> What is required:
Return the full set of entries precisely. Do not carry over any pictures.

> Dataset excerpts:
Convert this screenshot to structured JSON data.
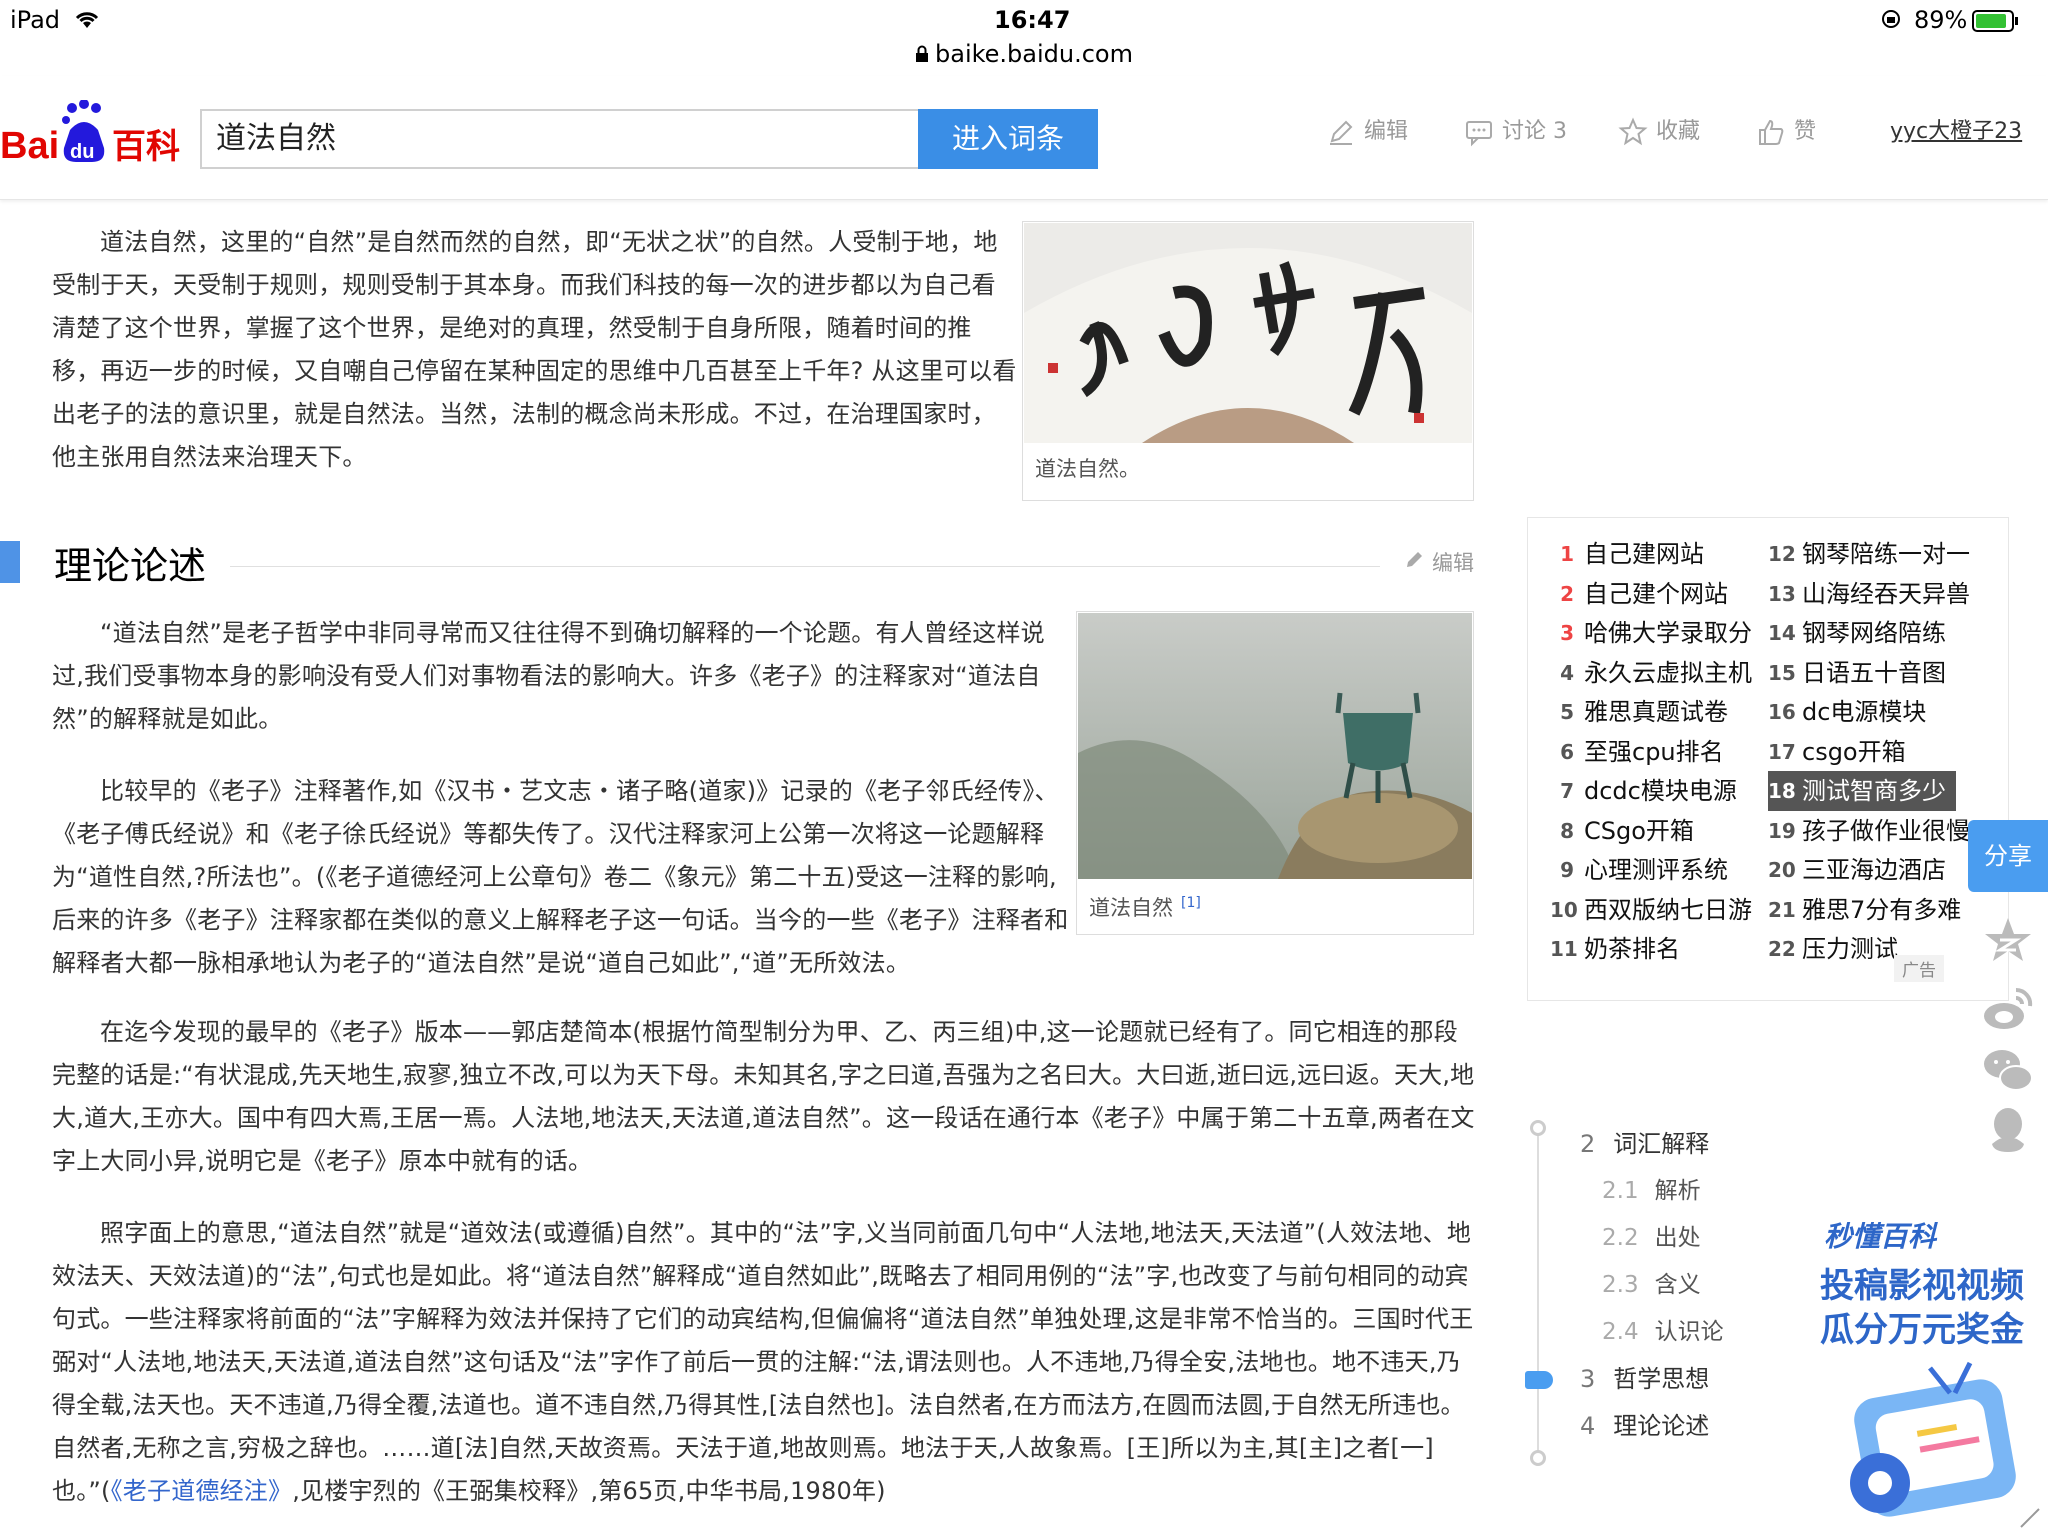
{
  "statusbar": {
    "device": "iPad",
    "time": "16:47",
    "battery": "89%",
    "url": "baike.baidu.com"
  },
  "header": {
    "logo_text_1": "Bai",
    "logo_text_2": "du",
    "logo_text_3": "百科",
    "search_value": "道法自然",
    "search_button": "进入词条",
    "actions": {
      "edit": "编辑",
      "discuss": "讨论 3",
      "collect": "收藏",
      "like": "赞"
    },
    "user": "yyc大橙子23"
  },
  "article": {
    "intro": "道法自然，这里的“自然”是自然而然的自然，即“无状之状”的自然。人受制于地，地受制于天，天受制于规则，规则受制于其本身。而我们科技的每一次的进步都以为自己看清楚了这个世界，掌握了这个世界，是绝对的真理，然受制于自身所限，随着时间的推移，再迈一步的时候，又自嘲自己停留在某种固定的思维中几百甚至上千年? 从这里可以看出老子的法的意识里，就是自然法。当然，法制的概念尚未形成。不过，在治理国家时，他主张用自然法来治理天下。",
    "figure1_caption": "道法自然。",
    "section_title": "理论论述",
    "section_edit": "编辑",
    "p2": "“道法自然”是老子哲学中非同寻常而又往往得不到确切解释的一个论题。有人曾经这样说过,我们受事物本身的影响没有受人们对事物看法的影响大。许多《老子》的注释家对“道法自然”的解释就是如此。",
    "p3": "比较早的《老子》注释著作,如《汉书・艺文志・诸子略(道家)》记录的《老子邻氏经传》、《老子傅氏经说》和《老子徐氏经说》等都失传了。汉代注释家河上公第一次将这一论题解释为“道性自然,?所法也”。(《老子道德经河上公章句》卷二《象元》第二十五)受这一注释的影响,后来的许多《老子》注释家都在类似的意义上解释老子这一句话。当今的一些《老子》注释者和解释者大都一脉相承地认为老子的“道法自然”是说“道自己如此”,“道”无所效法。",
    "figure2_caption": "道法自然",
    "figure2_ref": "[1]",
    "p4": "在迄今发现的最早的《老子》版本——郭店楚简本(根据竹简型制分为甲、乙、丙三组)中,这一论题就已经有了。同它相连的那段完整的话是:“有状混成,先天地生,寂寥,独立不改,可以为天下母。未知其名,字之曰道,吾强为之名曰大。大曰逝,逝曰远,远曰返。天大,地大,道大,王亦大。国中有四大焉,王居一焉。人法地,地法天,天法道,道法自然”。这一段话在通行本《老子》中属于第二十五章,两者在文字上大同小异,说明它是《老子》原本中就有的话。",
    "p5_a": "照字面上的意思,“道法自然”就是“道效法(或遵循)自然”。其中的“法”字,义当同前面几句中“人法地,地法天,天法道”(人效法地、地效法天、天效法道)的“法”,句式也是如此。将“道法自然”解释成“道自然如此”,既略去了相同用例的“法”字,也改变了与前句相同的动宾句式。一些注释家将前面的“法”字解释为效法并保持了它们的动宾结构,但偏偏将“道法自然”单独处理,这是非常不恰当的。三国时代王弼对“人法地,地法天,天法道,道法自然”这句话及“法”字作了前后一贯的注解:“法,谓法则也。人不违地,乃得全安,法地也。地不违天,乃得全载,法天也。天不违道,乃得全覆,法道也。道不违自然,乃得其性,[法自然也]。法自然者,在方而法方,在圆而法圆,于自然无所违也。自然者,无称之言,穷极之辞也。……道[法]自然,天故资焉。天法于道,地故则焉。地法于天,人故象焉。[王]所以为主,其[主]之者[一]也。”(",
    "p5_link": "《老子道德经注》",
    "p5_b": ",见楼宇烈的《王弼集校释》,第65页,中华书局,1980年)"
  },
  "ads": {
    "items": [
      {
        "n": "1",
        "t": "自己建网站"
      },
      {
        "n": "2",
        "t": "自己建个网站"
      },
      {
        "n": "3",
        "t": "哈佛大学录取分"
      },
      {
        "n": "4",
        "t": "永久云虚拟主机"
      },
      {
        "n": "5",
        "t": "雅思真题试卷"
      },
      {
        "n": "6",
        "t": "至强cpu排名"
      },
      {
        "n": "7",
        "t": "dcdc模块电源"
      },
      {
        "n": "8",
        "t": "CSgo开箱"
      },
      {
        "n": "9",
        "t": "心理测评系统"
      },
      {
        "n": "10",
        "t": "西双版纳七日游"
      },
      {
        "n": "11",
        "t": "奶茶排名"
      },
      {
        "n": "12",
        "t": "钢琴陪练一对一"
      },
      {
        "n": "13",
        "t": "山海经吞天异兽"
      },
      {
        "n": "14",
        "t": "钢琴网络陪练"
      },
      {
        "n": "15",
        "t": "日语五十音图"
      },
      {
        "n": "16",
        "t": "dc电源模块"
      },
      {
        "n": "17",
        "t": "csgo开箱"
      },
      {
        "n": "18",
        "t": "测试智商多少"
      },
      {
        "n": "19",
        "t": "孩子做作业很慢"
      },
      {
        "n": "20",
        "t": "三亚海边酒店"
      },
      {
        "n": "21",
        "t": "雅思7分有多难"
      },
      {
        "n": "22",
        "t": "压力测试"
      }
    ],
    "ad_label": "广告"
  },
  "share": {
    "label": "分享"
  },
  "toc": {
    "items": [
      {
        "n": "2",
        "t": "词汇解释",
        "level": 1
      },
      {
        "n": "2.1",
        "t": "解析",
        "level": 2
      },
      {
        "n": "2.2",
        "t": "出处",
        "level": 2
      },
      {
        "n": "2.3",
        "t": "含义",
        "level": 2
      },
      {
        "n": "2.4",
        "t": "认识论",
        "level": 2
      },
      {
        "n": "3",
        "t": "哲学思想",
        "level": 1
      },
      {
        "n": "4",
        "t": "理论论述",
        "level": 1
      }
    ]
  },
  "promo": {
    "brand": "秒懂百科",
    "line1": "投稿影视视频",
    "line2": "瓜分万元奖金"
  },
  "colors": {
    "accent": "#3a8ee6",
    "link": "#3366cc",
    "highlight": "#555555"
  }
}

> Task output:
Convert this screenshot to structured JSON data.
{
  "statusbar": {
    "device": "iPad",
    "time": "16:47",
    "battery": "89%",
    "url": "baike.baidu.com"
  },
  "header": {
    "logo_text_1": "Bai",
    "logo_text_2": "du",
    "logo_text_3": "百科",
    "search_value": "道法自然",
    "search_button": "进入词条",
    "actions": {
      "edit": "编辑",
      "discuss": "讨论 3",
      "collect": "收藏",
      "like": "赞"
    },
    "user": "yyc大橙子23"
  },
  "article": {
    "intro": "道法自然，这里的“自然”是自然而然的自然，即“无状之状”的自然。人受制于地，地受制于天，天受制于规则，规则受制于其本身。而我们科技的每一次的进步都以为自己看清楚了这个世界，掌握了这个世界，是绝对的真理，然受制于自身所限，随着时间的推移，再迈一步的时候，又自嘲自己停留在某种固定的思维中几百甚至上千年? 从这里可以看出老子的法的意识里，就是自然法。当然，法制的概念尚未形成。不过，在治理国家时，他主张用自然法来治理天下。",
    "figure1_caption": "道法自然。",
    "section_title": "理论论述",
    "section_edit": "编辑",
    "p2": "“道法自然”是老子哲学中非同寻常而又往往得不到确切解释的一个论题。有人曾经这样说过,我们受事物本身的影响没有受人们对事物看法的影响大。许多《老子》的注释家对“道法自然”的解释就是如此。",
    "p3": "比较早的《老子》注释著作,如《汉书・艺文志・诸子略(道家)》记录的《老子邻氏经传》、《老子傅氏经说》和《老子徐氏经说》等都失传了。汉代注释家河上公第一次将这一论题解释为“道性自然,?所法也”。(《老子道德经河上公章句》卷二《象元》第二十五)受这一注释的影响,后来的许多《老子》注释家都在类似的意义上解释老子这一句话。当今的一些《老子》注释者和解释者大都一脉相承地认为老子的“道法自然”是说“道自己如此”,“道”无所效法。",
    "figure2_caption": "道法自然",
    "figure2_ref": "[1]",
    "p4": "在迄今发现的最早的《老子》版本——郭店楚简本(根据竹简型制分为甲、乙、丙三组)中,这一论题就已经有了。同它相连的那段完整的话是:“有状混成,先天地生,寂寥,独立不改,可以为天下母。未知其名,字之曰道,吾强为之名曰大。大曰逝,逝曰远,远曰返。天大,地大,道大,王亦大。国中有四大焉,王居一焉。人法地,地法天,天法道,道法自然”。这一段话在通行本《老子》中属于第二十五章,两者在文字上大同小异,说明它是《老子》原本中就有的话。",
    "p5_a": "照字面上的意思,“道法自然”就是“道效法(或遵循)自然”。其中的“法”字,义当同前面几句中“人法地,地法天,天法道”(人效法地、地效法天、天效法道)的“法”,句式也是如此。将“道法自然”解释成“道自然如此”,既略去了相同用例的“法”字,也改变了与前句相同的动宾句式。一些注释家将前面的“法”字解释为效法并保持了它们的动宾结构,但偏偏将“道法自然”单独处理,这是非常不恰当的。三国时代王弼对“人法地,地法天,天法道,道法自然”这句话及“法”字作了前后一贯的注解:“法,谓法则也。人不违地,乃得全安,法地也。地不违天,乃得全载,法天也。天不违道,乃得全覆,法道也。道不违自然,乃得其性,[法自然也]。法自然者,在方而法方,在圆而法圆,于自然无所违也。自然者,无称之言,穷极之辞也。……道[法]自然,天故资焉。天法于道,地故则焉。地法于天,人故象焉。[王]所以为主,其[主]之者[一]也。”(",
    "p5_link": "《老子道德经注》",
    "p5_b": ",见楼宇烈的《王弼集校释》,第65页,中华书局,1980年)"
  },
  "ads": {
    "items": [
      {
        "n": "1",
        "t": "自己建网站"
      },
      {
        "n": "2",
        "t": "自己建个网站"
      },
      {
        "n": "3",
        "t": "哈佛大学录取分"
      },
      {
        "n": "4",
        "t": "永久云虚拟主机"
      },
      {
        "n": "5",
        "t": "雅思真题试卷"
      },
      {
        "n": "6",
        "t": "至强cpu排名"
      },
      {
        "n": "7",
        "t": "dcdc模块电源"
      },
      {
        "n": "8",
        "t": "CSgo开箱"
      },
      {
        "n": "9",
        "t": "心理测评系统"
      },
      {
        "n": "10",
        "t": "西双版纳七日游"
      },
      {
        "n": "11",
        "t": "奶茶排名"
      },
      {
        "n": "12",
        "t": "钢琴陪练一对一"
      },
      {
        "n": "13",
        "t": "山海经吞天异兽"
      },
      {
        "n": "14",
        "t": "钢琴网络陪练"
      },
      {
        "n": "15",
        "t": "日语五十音图"
      },
      {
        "n": "16",
        "t": "dc电源模块"
      },
      {
        "n": "17",
        "t": "csgo开箱"
      },
      {
        "n": "18",
        "t": "测试智商多少"
      },
      {
        "n": "19",
        "t": "孩子做作业很慢"
      },
      {
        "n": "20",
        "t": "三亚海边酒店"
      },
      {
        "n": "21",
        "t": "雅思7分有多难"
      },
      {
        "n": "22",
        "t": "压力测试"
      }
    ],
    "ad_label": "广告"
  },
  "share": {
    "label": "分享"
  },
  "toc": {
    "items": [
      {
        "n": "2",
        "t": "词汇解释",
        "level": 1
      },
      {
        "n": "2.1",
        "t": "解析",
        "level": 2
      },
      {
        "n": "2.2",
        "t": "出处",
        "level": 2
      },
      {
        "n": "2.3",
        "t": "含义",
        "level": 2
      },
      {
        "n": "2.4",
        "t": "认识论",
        "level": 2
      },
      {
        "n": "3",
        "t": "哲学思想",
        "level": 1
      },
      {
        "n": "4",
        "t": "理论论述",
        "level": 1
      }
    ]
  },
  "promo": {
    "brand": "秒懂百科",
    "line1": "投稿影视视频",
    "line2": "瓜分万元奖金"
  },
  "colors": {
    "accent": "#3a8ee6",
    "link": "#3366cc",
    "highlight": "#555555"
  }
}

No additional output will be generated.